- Requirement -
An exact copy of every record below is what's needed here.

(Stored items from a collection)
"""

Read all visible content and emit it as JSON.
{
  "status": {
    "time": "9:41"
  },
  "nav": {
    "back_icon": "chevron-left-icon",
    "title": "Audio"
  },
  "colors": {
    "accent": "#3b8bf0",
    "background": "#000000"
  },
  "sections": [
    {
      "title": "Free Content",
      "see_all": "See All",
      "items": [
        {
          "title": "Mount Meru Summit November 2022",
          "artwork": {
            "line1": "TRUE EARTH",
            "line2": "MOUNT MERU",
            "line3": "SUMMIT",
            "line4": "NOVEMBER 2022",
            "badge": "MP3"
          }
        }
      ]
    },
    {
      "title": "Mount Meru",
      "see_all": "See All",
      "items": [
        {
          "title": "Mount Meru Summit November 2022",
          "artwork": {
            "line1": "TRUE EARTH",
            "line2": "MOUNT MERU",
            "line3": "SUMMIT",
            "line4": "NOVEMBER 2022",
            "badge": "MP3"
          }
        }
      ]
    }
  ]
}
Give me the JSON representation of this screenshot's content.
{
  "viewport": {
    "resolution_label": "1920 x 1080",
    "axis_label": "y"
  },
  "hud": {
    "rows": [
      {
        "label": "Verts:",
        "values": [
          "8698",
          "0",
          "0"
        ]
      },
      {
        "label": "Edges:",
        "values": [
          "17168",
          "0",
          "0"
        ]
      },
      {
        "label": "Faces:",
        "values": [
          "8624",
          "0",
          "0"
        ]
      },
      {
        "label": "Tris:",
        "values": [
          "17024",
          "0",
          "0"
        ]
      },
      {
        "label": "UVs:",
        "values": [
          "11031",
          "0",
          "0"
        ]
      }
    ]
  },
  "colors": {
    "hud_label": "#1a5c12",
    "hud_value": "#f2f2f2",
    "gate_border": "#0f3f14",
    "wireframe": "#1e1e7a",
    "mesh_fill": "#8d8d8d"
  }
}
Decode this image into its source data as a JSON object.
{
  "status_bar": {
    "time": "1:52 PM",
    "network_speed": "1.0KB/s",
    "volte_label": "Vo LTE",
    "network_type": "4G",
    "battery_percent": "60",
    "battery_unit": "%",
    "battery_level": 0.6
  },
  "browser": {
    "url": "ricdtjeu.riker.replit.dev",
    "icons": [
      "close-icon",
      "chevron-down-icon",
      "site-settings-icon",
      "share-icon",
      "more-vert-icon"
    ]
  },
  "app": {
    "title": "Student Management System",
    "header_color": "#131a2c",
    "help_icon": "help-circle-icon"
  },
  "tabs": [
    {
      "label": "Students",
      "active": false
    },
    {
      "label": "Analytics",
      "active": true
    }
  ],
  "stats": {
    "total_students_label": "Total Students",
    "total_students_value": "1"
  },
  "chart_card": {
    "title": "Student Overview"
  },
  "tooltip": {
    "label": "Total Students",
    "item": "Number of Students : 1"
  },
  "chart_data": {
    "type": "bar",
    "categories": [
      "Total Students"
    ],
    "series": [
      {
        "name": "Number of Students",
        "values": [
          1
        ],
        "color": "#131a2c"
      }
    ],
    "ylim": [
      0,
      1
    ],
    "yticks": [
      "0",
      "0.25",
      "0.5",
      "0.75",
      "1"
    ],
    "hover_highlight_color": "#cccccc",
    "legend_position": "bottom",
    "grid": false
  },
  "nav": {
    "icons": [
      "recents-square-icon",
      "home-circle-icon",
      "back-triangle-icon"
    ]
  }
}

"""

- Written response -
Read all visible content and emit it as JSON.
{
  "status": {
    "time": "9:41"
  },
  "nav": {
    "back_icon": "chevron-left-icon",
    "title": "Audio"
  },
  "colors": {
    "accent": "#3b8bf0",
    "background": "#000000"
  },
  "sections": [
    {
      "title": "Free Content",
      "see_all": "See All",
      "items": [
        {
          "title": "Mount Meru Summit November 2022",
          "artwork": {
            "line1": "TRUE EARTH",
            "line2": "MOUNT MERU",
            "line3": "SUMMIT",
            "line4": "NOVEMBER 2022",
            "badge": "MP3"
          }
        }
      ]
    },
    {
      "title": "Mount Meru",
      "see_all": "See All",
      "items": [
        {
          "title": "Mount Meru Summit November 2022",
          "artwork": {
            "line1": "TRUE EARTH",
            "line2": "MOUNT MERU",
            "line3": "SUMMIT",
            "line4": "NOVEMBER 2022",
            "badge": "MP3"
          }
        }
      ]
    }
  ]
}
Give me the JSON representation of this screenshot's content.
{
  "viewport": {
    "resolution_label": "1920 x 1080",
    "axis_label": "y"
  },
  "hud": {
    "rows": [
      {
        "label": "Verts:",
        "values": [
          "8698",
          "0",
          "0"
        ]
      },
      {
        "label": "Edges:",
        "values": [
          "17168",
          "0",
          "0"
        ]
      },
      {
        "label": "Faces:",
        "values": [
          "8624",
          "0",
          "0"
        ]
      },
      {
        "label": "Tris:",
        "values": [
          "17024",
          "0",
          "0"
        ]
      },
      {
        "label": "UVs:",
        "values": [
          "11031",
          "0",
          "0"
        ]
      }
    ]
  },
  "colors": {
    "hud_label": "#1a5c12",
    "hud_value": "#f2f2f2",
    "gate_border": "#0f3f14",
    "wireframe": "#1e1e7a",
    "mesh_fill": "#8d8d8d"
  }
}
Decode this image into its source data as a JSON object.
{
  "status_bar": {
    "time": "1:52 PM",
    "network_speed": "1.0KB/s",
    "volte_label": "Vo LTE",
    "network_type": "4G",
    "battery_percent": "60",
    "battery_unit": "%",
    "battery_level": 0.6
  },
  "browser": {
    "url": "ricdtjeu.riker.replit.dev",
    "icons": [
      "close-icon",
      "chevron-down-icon",
      "site-settings-icon",
      "share-icon",
      "more-vert-icon"
    ]
  },
  "app": {
    "title": "Student Management System",
    "header_color": "#131a2c",
    "help_icon": "help-circle-icon"
  },
  "tabs": [
    {
      "label": "Students",
      "active": false
    },
    {
      "label": "Analytics",
      "active": true
    }
  ],
  "stats": {
    "total_students_label": "Total Students",
    "total_students_value": "1"
  },
  "chart_card": {
    "title": "Student Overview"
  },
  "tooltip": {
    "label": "Total Students",
    "item": "Number of Students : 1"
  },
  "chart_data": {
    "type": "bar",
    "categories": [
      "Total Students"
    ],
    "series": [
      {
        "name": "Number of Students",
        "values": [
          1
        ],
        "color": "#131a2c"
      }
    ],
    "ylim": [
      0,
      1
    ],
    "yticks": [
      "0",
      "0.25",
      "0.5",
      "0.75",
      "1"
    ],
    "hover_highlight_color": "#cccccc",
    "legend_position": "bottom",
    "grid": false
  },
  "nav": {
    "icons": [
      "recents-square-icon",
      "home-circle-icon",
      "back-triangle-icon"
    ]
  }
}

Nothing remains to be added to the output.